Carnwath, Gunnar C.; Nelson, Cara R. (2017), Data from: The effect of competition on responses to drought and interannual climate variability of a dominant conifer tree of western North America, Dryad, Dataset, https://doi.org/10.5061/dryad.127fg

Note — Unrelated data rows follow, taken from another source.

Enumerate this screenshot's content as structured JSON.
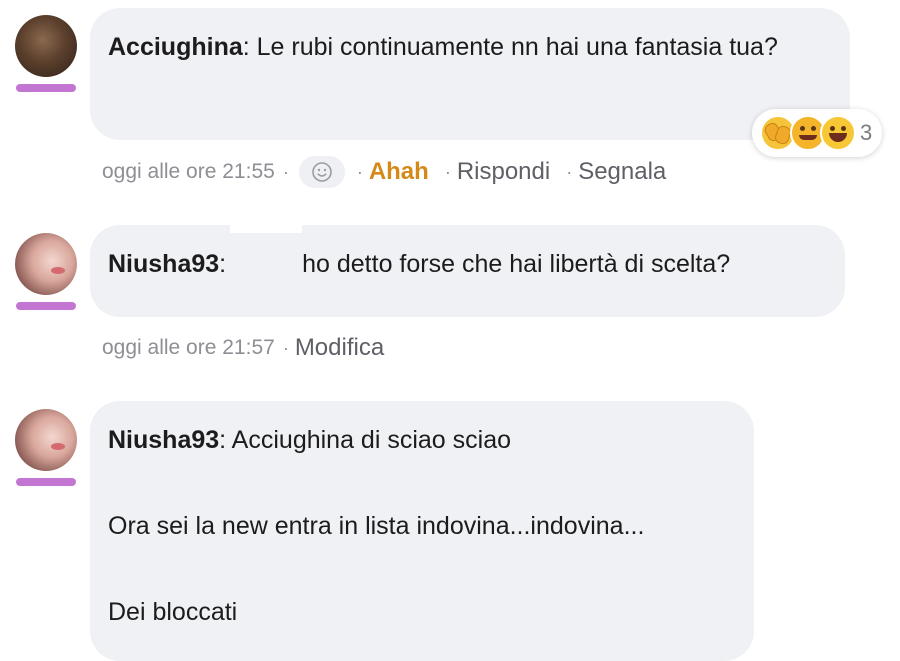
{
  "comments": [
    {
      "author": "Acciughina",
      "text": ": Le rubi continuamente nn hai una fantasia tua?",
      "time": "oggi alle ore 21:55",
      "actions": {
        "reaction": "Ahah",
        "reply": "Rispondi",
        "report": "Segnala"
      },
      "reactions": {
        "icons": [
          "clapping-hands-emoji",
          "hugging-face-emoji",
          "tears-of-joy-emoji"
        ],
        "count": "3"
      }
    },
    {
      "author": "Niusha93",
      "text": "ho detto forse che hai libertà di scelta?",
      "time": "oggi alle ore 21:57",
      "actions": {
        "edit": "Modifica"
      }
    },
    {
      "author": "Niusha93",
      "text": ": Acciughina di sciao sciao",
      "lines": [
        "Ora sei la new entra in lista indovina...indovina...",
        "Dei bloccati"
      ]
    }
  ],
  "colors": {
    "bubble": "#f0f1f4",
    "badge": "#c276d2",
    "accent_ahah": "#d48a19",
    "meta": "#8e8f94"
  }
}
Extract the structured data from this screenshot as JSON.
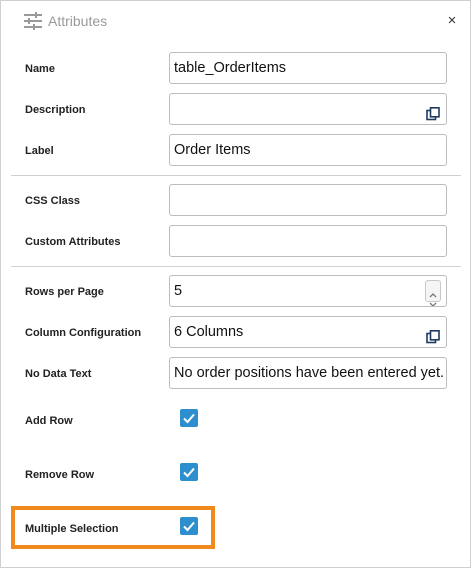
{
  "header": {
    "title": "Attributes",
    "settings_icon": "sliders-icon",
    "close_label": "×"
  },
  "fields": {
    "name": {
      "label": "Name",
      "value": "table_OrderItems"
    },
    "description": {
      "label": "Description",
      "value": "",
      "button_icon": "copy-icon"
    },
    "label": {
      "label": "Label",
      "value": "Order Items"
    },
    "css_class": {
      "label": "CSS Class",
      "value": ""
    },
    "custom_attributes": {
      "label": "Custom Attributes",
      "value": ""
    },
    "rows_per_page": {
      "label": "Rows per Page",
      "value": "5"
    },
    "column_configuration": {
      "label": "Column Configuration",
      "value": "6 Columns",
      "button_icon": "copy-icon"
    },
    "no_data_text": {
      "label": "No Data Text",
      "value": "No order positions have been entered yet."
    }
  },
  "checkboxes": {
    "add_row": {
      "label": "Add Row",
      "checked": true
    },
    "remove_row": {
      "label": "Remove Row",
      "checked": true
    },
    "multiple_selection": {
      "label": "Multiple Selection",
      "checked": true
    }
  },
  "colors": {
    "checkbox": "#2d8fce",
    "highlight": "#f08a1c"
  }
}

To accurately predict how ecosystems will respond to climate change – and how management actions can influence such responses – scientists and managers need a better understanding of how and when biotic interactions modify climate–growth relationships. However, current research has largely ignored the role of competition in modulating climate–growth relationships of mature trees. In this study, we assessed the effect of competition on tree responses to drought and interannual climate variability as well as linkages between climate sensitivity and morphological characteristics of the stem wood. We sampled 10 sites in north-eastern Washington, USA, and used dendroecology to quantify responses of Douglas-fir (Pseudotsuga menziesii) to drought and climate variability. Tree-ring series were converted to basal area increment series, and the effects of competition on climate–growth relationships were assessed at the tree and site levels using a combination of correlation analyses and linear mixed-effects models. Competition did not affect tree responses to extreme drought. When soil moisture was below average, tree growth was tightly coupled to climate variability for all trees, regardless of their competitive status. However, in wet years, competition had a pronounced, positive effect on climate sensitivity of growth. Trees with more competition from neighbours exhibited a significantly higher proportion of sapwood area in latewood (a morphological trait associated with greater drought resistance). Synthesis. Our results suggest that a tree's ability to cope with environmental variability is driven not just by the proximate effects of neighbours on resource availability, but also by phenotypic plasticity and long-term adaptations to competitive stress (such as changes in carbon allocation). Findings have important implications for individual-tree and stand-level growth models and may help managers better understand how their activities will modify tree responses to climate change.
Colville National Forest